» Exercise directions: Go over the entries and report the lines where the word "email" occurs.

[Data items]
<<<<

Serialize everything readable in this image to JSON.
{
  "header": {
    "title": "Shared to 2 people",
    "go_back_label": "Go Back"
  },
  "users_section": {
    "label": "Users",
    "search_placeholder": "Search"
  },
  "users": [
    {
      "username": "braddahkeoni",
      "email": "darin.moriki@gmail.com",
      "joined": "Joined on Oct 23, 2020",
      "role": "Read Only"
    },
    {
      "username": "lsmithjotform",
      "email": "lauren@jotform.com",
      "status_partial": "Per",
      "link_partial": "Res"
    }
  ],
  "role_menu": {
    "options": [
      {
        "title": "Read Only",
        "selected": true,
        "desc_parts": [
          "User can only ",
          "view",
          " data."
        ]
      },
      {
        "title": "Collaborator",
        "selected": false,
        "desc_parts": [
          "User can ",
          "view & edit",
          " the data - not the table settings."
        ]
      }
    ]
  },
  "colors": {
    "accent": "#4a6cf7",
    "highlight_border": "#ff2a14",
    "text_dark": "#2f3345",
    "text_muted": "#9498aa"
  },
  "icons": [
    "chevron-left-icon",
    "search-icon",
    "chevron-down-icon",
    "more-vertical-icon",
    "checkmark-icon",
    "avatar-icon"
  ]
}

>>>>

» Response:
      "email": "darin.moriki@gmail.com",
      "email": "lauren@jotform.com",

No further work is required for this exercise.